» **Problem to solve**
Lines that contain "zoom" are to be copied from the material, every one of them.

» **Data shown**

--------------------

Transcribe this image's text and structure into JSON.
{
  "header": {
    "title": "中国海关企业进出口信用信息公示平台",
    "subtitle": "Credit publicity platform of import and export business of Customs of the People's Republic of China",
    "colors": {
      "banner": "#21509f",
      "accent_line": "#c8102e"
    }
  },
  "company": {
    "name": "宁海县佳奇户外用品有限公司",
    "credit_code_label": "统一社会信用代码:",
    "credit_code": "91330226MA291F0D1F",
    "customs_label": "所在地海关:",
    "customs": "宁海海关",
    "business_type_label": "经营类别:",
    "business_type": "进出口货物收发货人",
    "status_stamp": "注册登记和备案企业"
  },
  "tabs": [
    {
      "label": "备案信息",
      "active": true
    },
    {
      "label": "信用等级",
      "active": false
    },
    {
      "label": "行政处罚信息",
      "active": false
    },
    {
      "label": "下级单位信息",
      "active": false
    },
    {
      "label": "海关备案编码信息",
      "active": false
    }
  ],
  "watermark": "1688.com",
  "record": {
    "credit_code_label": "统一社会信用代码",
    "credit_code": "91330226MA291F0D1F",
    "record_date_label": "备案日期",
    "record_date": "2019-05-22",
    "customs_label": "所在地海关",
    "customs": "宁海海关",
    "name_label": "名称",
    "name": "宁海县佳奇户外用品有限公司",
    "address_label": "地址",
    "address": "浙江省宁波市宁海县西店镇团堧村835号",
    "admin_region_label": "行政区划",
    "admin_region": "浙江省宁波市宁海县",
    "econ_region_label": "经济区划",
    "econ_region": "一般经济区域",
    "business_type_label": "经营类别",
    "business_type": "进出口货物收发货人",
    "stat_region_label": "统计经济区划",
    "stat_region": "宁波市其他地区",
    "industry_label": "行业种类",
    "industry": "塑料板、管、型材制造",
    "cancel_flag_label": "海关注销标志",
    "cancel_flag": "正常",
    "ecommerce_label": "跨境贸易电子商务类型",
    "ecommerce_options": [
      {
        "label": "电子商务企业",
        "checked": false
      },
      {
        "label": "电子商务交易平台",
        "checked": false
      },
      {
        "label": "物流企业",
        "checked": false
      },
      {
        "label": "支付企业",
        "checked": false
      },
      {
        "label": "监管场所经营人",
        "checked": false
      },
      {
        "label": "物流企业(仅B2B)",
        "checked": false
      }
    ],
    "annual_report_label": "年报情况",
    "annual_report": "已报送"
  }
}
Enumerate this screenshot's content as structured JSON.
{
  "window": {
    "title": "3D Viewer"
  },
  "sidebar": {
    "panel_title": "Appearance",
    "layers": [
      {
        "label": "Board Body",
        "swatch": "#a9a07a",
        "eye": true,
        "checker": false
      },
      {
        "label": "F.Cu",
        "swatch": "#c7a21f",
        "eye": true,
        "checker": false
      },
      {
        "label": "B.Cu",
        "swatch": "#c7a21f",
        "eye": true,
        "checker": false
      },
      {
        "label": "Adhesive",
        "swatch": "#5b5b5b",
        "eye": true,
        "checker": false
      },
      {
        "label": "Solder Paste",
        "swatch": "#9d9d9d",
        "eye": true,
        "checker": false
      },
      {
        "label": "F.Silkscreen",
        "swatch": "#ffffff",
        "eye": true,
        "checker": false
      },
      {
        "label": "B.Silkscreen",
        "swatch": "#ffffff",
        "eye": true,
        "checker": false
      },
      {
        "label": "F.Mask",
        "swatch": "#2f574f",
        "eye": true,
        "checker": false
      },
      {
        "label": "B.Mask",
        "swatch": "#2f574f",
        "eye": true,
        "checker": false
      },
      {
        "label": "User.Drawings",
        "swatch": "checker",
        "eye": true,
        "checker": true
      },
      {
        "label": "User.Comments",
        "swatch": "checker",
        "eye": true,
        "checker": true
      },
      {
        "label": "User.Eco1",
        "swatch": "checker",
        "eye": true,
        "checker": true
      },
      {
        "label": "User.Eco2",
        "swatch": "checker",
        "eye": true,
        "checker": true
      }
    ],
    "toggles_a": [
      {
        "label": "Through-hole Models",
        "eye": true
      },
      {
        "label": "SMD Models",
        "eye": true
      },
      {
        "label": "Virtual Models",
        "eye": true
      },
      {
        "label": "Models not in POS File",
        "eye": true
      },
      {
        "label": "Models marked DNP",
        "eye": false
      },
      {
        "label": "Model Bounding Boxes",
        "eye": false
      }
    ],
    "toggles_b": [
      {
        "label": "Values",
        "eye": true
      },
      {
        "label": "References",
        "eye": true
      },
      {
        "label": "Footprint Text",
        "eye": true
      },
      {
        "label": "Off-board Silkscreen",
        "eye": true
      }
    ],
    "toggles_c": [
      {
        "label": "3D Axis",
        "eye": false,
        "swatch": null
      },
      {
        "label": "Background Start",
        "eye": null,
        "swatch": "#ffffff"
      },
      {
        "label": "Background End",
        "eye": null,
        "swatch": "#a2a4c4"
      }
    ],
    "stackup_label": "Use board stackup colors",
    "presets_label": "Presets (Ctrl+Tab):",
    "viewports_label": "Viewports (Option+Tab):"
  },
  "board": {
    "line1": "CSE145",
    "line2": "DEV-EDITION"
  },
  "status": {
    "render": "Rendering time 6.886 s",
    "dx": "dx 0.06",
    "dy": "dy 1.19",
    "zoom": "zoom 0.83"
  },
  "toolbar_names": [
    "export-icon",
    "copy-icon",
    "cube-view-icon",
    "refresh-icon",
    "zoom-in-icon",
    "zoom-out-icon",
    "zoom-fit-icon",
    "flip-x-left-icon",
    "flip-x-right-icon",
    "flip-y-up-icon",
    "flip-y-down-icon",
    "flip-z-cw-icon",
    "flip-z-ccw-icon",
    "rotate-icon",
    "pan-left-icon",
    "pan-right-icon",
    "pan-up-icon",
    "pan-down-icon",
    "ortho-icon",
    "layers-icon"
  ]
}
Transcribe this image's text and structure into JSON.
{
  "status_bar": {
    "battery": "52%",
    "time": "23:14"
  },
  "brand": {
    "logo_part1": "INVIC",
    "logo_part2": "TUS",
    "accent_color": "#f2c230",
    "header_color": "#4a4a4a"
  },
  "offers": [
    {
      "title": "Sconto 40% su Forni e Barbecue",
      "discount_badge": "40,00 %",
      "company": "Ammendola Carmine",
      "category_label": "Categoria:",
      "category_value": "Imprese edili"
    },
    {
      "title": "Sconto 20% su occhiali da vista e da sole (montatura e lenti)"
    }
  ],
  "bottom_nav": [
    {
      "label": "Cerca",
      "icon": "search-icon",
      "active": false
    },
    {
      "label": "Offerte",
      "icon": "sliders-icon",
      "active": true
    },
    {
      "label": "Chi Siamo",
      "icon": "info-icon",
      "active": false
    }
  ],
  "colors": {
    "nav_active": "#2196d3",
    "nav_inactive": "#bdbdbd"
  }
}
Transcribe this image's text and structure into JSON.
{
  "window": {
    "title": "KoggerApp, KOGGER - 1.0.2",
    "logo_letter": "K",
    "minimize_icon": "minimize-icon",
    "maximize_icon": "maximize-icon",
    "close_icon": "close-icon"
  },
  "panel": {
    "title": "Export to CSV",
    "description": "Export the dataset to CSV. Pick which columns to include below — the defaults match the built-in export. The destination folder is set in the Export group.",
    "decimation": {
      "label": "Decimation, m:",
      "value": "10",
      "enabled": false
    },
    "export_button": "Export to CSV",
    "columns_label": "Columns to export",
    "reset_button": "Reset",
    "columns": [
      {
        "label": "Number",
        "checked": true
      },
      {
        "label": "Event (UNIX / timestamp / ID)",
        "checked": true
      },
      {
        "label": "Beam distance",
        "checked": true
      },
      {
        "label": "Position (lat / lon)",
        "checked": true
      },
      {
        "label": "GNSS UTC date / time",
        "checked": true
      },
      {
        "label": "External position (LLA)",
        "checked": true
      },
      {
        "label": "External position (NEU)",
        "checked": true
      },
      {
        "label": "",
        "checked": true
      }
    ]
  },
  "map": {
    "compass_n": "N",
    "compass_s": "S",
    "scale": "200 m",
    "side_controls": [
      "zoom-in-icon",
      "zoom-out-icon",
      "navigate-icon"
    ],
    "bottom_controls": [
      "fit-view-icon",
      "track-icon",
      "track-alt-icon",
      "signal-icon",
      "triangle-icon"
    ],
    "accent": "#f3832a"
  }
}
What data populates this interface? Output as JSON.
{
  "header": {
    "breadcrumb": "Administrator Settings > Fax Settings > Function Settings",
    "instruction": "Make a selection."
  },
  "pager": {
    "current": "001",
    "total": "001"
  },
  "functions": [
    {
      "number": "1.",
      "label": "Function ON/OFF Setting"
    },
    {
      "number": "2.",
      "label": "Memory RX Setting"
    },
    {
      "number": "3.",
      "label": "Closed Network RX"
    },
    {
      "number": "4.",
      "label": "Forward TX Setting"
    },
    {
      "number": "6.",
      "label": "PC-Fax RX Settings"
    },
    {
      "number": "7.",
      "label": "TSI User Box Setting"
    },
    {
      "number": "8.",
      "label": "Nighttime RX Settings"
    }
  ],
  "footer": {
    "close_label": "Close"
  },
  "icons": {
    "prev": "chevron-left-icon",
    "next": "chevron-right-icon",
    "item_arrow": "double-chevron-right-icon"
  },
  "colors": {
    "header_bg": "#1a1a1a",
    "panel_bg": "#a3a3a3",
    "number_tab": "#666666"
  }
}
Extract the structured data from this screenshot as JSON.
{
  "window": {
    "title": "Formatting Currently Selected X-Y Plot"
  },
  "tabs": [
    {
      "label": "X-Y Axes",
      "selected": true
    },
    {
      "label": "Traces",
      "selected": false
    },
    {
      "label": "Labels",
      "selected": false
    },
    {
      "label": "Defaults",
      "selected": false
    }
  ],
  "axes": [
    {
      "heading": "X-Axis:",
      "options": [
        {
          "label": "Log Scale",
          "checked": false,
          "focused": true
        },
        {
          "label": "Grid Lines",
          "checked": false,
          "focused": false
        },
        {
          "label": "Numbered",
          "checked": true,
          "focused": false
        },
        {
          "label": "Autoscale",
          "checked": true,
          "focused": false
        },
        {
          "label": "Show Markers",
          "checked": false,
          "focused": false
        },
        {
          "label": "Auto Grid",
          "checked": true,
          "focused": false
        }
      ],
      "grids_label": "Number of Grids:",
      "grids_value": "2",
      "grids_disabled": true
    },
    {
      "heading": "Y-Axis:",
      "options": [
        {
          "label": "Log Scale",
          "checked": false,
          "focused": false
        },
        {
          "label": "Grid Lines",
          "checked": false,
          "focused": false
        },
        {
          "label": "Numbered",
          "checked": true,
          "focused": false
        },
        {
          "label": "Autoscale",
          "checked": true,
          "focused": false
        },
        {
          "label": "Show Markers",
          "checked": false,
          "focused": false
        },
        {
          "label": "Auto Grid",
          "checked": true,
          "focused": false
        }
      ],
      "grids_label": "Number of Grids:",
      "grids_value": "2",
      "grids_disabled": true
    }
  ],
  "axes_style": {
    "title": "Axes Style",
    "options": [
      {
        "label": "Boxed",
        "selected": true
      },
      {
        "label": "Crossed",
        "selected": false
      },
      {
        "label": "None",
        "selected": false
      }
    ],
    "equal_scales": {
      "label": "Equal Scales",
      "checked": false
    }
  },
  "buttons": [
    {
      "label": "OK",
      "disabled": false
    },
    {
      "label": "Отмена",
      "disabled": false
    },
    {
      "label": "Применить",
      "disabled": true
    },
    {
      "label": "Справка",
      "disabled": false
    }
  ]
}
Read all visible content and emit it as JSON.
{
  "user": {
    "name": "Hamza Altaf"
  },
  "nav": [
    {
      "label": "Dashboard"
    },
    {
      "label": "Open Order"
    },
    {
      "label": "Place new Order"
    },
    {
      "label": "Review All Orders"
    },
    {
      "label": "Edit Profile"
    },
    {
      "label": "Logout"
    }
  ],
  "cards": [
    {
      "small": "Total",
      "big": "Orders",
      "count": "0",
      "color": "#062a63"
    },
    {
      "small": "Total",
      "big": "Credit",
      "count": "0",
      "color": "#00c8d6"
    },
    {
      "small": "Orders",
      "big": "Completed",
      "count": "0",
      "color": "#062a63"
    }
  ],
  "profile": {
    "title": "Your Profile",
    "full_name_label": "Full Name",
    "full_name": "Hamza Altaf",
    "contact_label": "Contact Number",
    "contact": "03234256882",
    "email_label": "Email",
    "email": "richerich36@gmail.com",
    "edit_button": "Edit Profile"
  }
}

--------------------

» **Response**
    "zoom": "zoom 0.83"
    "zoom-in-icon",
    "zoom-out-icon",
    "zoom-fit-icon",
      "zoom-in-icon",
      "zoom-out-icon",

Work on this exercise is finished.